Here is what I do to make the most money for my items on eBay:
- Use the 10 day auction. For only $0.20 more, it’s worth it to give buyers a few more days to bid on your auction.
- Start the auction at $0.01. Starting low means you’ll get more bids as initial bidders nickel and dime the auction up to a reasonable starting amount. An auction with more bids appears exciting and attracts more visits. Do not worry about the final price: if your item is really worth anything, and you described it well, it will garner a fair price by auction close. Only use a higher starting price if your item is truly one of a kind, prospective buyers are rare, and final selling prices on prior auctions are inconsistent. (Chances are exceedingly high that nothing sold by a reader of this blog is “one of a kind.”) A preferable alternative to a high starting price is a reserve price. What this means is that if the final auction value does not meet or exceed the reserve price, the auction is not binding.
- Only charge actual shipping costs. Sellers who pad shipping expenses are dishonest. Furthermore, buyers will gravitate towards sellers who have cheap shipping. (If you don’t believe that, consider that Amazon.com does not charge shipping on orders above $25. What effect does that have on their sales?) Charge only what it costs to ship the item, and do not charge any “handling” costs unless this item’s shipping procedure is unusual. Provide shipping materials gratis. (This requires prior planning on your part: grab discarded boxes from work, save packing materials, buy when the are on sale, etc.) eBay has a handy feature where if you provide the dimensions and weight of the item beforehand, buyers can see the exact cost to ship the item to their door. This leads me to…
- Package the item beforehand. First, this gives you an opportunity to weigh the item. That way you can really know what it will cost to mail the item. Packaging adds weight; I’ve lost money on more than one auction when I failed to consider this. Second, what happens if you sell the item, receive payment, need to ship it the next day, but have no packaging? You have to make an expensive trip to the local office supply place and purchase packaging at full retail. What a great way to eliminate your profits! Had you prepared in advance, you may have been able to acquire boxes and packaging for free or cheap.
- Give a detailed, concise, and straightforward description. List all technical details about the item, accurately describe its condition, and be honest and open about defects. Do not use lots of fonts, colors, graphics, or other distracting junk.
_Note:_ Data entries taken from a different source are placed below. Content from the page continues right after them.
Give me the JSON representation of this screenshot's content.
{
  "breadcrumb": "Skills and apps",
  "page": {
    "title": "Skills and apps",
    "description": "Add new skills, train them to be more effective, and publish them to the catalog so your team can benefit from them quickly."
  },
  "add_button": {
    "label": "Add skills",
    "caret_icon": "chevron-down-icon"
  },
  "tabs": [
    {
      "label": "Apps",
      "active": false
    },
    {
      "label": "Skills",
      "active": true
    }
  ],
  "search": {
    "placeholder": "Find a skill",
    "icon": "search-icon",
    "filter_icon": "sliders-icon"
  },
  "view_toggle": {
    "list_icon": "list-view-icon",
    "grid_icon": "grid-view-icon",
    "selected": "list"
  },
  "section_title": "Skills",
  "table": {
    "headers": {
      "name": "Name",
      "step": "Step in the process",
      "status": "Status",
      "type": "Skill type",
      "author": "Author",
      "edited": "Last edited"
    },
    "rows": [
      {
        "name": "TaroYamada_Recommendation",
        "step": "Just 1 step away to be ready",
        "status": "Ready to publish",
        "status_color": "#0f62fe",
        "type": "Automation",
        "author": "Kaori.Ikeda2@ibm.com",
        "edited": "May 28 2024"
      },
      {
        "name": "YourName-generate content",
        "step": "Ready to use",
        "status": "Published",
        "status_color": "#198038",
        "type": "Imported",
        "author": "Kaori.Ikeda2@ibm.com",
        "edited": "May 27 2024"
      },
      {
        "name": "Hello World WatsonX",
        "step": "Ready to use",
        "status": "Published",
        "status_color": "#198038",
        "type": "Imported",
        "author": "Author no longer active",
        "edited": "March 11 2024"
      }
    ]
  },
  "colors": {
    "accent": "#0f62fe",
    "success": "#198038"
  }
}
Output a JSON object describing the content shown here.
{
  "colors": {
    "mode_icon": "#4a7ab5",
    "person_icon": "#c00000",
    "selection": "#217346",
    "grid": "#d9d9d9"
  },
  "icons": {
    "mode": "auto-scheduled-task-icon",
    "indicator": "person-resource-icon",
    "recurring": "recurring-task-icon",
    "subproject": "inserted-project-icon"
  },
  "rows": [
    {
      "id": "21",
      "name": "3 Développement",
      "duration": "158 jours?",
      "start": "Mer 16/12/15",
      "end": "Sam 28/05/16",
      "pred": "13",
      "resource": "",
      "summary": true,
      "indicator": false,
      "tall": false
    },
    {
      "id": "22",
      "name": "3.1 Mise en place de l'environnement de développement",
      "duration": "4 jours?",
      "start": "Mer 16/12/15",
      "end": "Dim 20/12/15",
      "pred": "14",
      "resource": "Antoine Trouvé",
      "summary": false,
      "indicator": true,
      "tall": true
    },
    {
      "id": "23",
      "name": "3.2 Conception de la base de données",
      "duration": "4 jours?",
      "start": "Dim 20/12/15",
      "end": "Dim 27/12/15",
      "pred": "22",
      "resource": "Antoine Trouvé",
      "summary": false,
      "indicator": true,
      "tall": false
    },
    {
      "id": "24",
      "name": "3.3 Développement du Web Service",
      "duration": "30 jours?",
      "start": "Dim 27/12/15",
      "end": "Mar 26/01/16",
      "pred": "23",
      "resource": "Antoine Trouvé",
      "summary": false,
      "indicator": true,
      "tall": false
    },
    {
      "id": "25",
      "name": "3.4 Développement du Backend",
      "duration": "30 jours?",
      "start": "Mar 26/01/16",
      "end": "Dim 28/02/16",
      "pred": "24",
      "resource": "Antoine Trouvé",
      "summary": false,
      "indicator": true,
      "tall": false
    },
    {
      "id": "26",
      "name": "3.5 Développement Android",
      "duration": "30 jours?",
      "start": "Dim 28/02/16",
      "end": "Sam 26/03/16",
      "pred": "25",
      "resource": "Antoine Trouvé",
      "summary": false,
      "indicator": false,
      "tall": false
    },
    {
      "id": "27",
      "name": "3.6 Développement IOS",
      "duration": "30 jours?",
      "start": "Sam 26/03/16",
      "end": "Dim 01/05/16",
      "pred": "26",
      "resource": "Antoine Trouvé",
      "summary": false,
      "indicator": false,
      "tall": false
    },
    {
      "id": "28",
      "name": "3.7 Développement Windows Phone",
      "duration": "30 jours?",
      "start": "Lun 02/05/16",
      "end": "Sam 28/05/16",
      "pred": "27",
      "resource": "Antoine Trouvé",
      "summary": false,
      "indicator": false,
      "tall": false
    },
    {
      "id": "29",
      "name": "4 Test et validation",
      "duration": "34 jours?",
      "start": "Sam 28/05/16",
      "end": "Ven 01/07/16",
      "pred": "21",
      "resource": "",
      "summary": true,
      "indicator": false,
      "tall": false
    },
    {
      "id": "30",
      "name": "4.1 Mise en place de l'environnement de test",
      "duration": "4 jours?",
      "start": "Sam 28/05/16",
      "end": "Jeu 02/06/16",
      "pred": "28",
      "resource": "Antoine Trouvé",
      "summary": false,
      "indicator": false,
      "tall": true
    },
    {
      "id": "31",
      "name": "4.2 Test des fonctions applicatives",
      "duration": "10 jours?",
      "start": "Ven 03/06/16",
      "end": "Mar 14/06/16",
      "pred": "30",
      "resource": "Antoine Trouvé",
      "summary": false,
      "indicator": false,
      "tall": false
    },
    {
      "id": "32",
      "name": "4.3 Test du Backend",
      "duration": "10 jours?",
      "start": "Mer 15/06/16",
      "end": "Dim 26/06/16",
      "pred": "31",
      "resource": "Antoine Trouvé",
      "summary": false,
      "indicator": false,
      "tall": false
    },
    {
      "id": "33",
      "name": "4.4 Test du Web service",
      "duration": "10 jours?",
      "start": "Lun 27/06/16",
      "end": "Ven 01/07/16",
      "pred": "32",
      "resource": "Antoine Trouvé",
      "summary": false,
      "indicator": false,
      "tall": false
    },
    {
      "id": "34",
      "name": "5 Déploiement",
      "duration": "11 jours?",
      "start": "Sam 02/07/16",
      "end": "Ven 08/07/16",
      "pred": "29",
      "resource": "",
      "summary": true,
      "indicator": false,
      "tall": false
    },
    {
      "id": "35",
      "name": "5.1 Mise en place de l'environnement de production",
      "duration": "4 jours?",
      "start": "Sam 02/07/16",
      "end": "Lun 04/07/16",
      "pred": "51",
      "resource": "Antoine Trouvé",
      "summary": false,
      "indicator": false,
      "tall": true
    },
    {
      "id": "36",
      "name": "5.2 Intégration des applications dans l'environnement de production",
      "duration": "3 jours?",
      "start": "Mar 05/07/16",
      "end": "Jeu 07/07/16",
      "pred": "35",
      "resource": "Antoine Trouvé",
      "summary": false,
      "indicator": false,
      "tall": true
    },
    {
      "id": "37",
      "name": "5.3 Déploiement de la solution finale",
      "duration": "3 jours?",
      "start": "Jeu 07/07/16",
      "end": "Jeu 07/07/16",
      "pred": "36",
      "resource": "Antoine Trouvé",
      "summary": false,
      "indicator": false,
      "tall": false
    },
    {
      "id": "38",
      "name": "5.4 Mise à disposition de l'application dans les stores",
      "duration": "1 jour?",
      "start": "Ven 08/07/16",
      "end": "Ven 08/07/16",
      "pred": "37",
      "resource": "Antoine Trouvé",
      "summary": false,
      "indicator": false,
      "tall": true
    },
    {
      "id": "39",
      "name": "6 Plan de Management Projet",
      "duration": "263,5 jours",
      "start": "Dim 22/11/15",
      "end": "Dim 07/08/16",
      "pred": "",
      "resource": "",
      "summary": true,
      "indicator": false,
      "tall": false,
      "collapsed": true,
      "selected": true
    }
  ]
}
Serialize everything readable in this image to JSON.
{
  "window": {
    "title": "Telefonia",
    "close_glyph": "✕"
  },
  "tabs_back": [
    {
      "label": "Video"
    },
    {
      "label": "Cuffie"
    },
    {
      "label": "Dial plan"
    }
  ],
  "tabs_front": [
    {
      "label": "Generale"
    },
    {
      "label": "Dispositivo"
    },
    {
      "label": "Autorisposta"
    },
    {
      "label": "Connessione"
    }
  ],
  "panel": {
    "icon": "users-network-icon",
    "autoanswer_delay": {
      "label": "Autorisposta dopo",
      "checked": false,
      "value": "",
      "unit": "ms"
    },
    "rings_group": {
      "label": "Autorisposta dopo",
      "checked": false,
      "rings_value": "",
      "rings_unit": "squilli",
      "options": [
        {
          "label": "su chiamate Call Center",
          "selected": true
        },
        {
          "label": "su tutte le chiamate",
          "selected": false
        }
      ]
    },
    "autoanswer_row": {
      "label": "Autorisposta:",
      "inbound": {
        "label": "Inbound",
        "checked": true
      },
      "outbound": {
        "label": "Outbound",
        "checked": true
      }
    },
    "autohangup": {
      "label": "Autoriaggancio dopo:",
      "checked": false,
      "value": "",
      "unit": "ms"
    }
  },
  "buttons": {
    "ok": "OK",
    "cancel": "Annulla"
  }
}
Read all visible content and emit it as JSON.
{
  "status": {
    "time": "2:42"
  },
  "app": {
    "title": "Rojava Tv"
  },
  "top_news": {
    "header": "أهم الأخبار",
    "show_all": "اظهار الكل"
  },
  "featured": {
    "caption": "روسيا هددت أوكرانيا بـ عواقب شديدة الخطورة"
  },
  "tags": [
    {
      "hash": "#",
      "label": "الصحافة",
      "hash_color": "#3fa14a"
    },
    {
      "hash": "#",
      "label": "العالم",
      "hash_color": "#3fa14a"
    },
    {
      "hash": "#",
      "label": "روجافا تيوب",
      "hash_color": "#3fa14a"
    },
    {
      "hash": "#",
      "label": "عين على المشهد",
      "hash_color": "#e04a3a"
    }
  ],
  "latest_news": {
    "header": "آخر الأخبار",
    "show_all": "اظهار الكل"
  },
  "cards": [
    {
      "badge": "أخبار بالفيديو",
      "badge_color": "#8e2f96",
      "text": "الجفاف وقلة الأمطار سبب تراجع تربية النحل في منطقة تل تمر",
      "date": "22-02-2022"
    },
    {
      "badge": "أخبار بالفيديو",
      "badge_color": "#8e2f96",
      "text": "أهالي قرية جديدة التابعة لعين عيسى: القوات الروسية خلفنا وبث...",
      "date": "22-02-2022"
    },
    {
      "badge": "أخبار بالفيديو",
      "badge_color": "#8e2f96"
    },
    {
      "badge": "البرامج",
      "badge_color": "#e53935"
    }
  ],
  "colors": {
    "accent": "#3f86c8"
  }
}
Keep the auction plain and readable. Your item will sell itself if you described it accurately.
- Do not be a used car salesman. Do not pad your description with chintzy text, graphics, or other crap. For example, “one of a kind,” “extra special,” “can’t miss,” etc. Give me a break. Do you want to make yourself look like a used car salesman?
- Lots and lots of good pictures. Include many detailed photos. Give close-ups of problem spots and good spots. Do not use fuzzy shots or ambiguous shots (for example, poor lighting that prevents the user from seeing the item properly). I can’t tell you how many car listings I have seen that probably would have gotten higher final auction values if the photos weren’t horrible. If you screwed up the shot, 1. get off your lazy ass and retake it, and 2. learn how not to make the same mistake in the future.
- Have a good feedback rating. I recommend a rating of at least 15 positives with no neutrals or negatives. Otherwise you will have a puny track record. Sellers with minimal, zero, or negative feedback often get horrible final auction values. You may need to make some purchases to get positive feedback.
- Be honest, be honest, be honest. Dishonesty will hurt your feedback rating, and long-term it will just cause more headaches than it’s worth. Don’t be like eDrop of Wichita (additional link).
- Use PayPal. PayPal has steep fees, but it’s much easier for buyers to pay you if you use PayPal. Look at it this way: if you didn’t use PayPal and eBay, would you have been able to sell the item in the first place? And if you were able to sell the item (probably at a garage sale), would you have gotten this much?
With these tactics, I have had many surprisingly lucrative auctions. I’ve sold a broken Holley carburetor for $150 (the problem was accurately described), a Testors model for $80, and two new PDAs at a slight profit.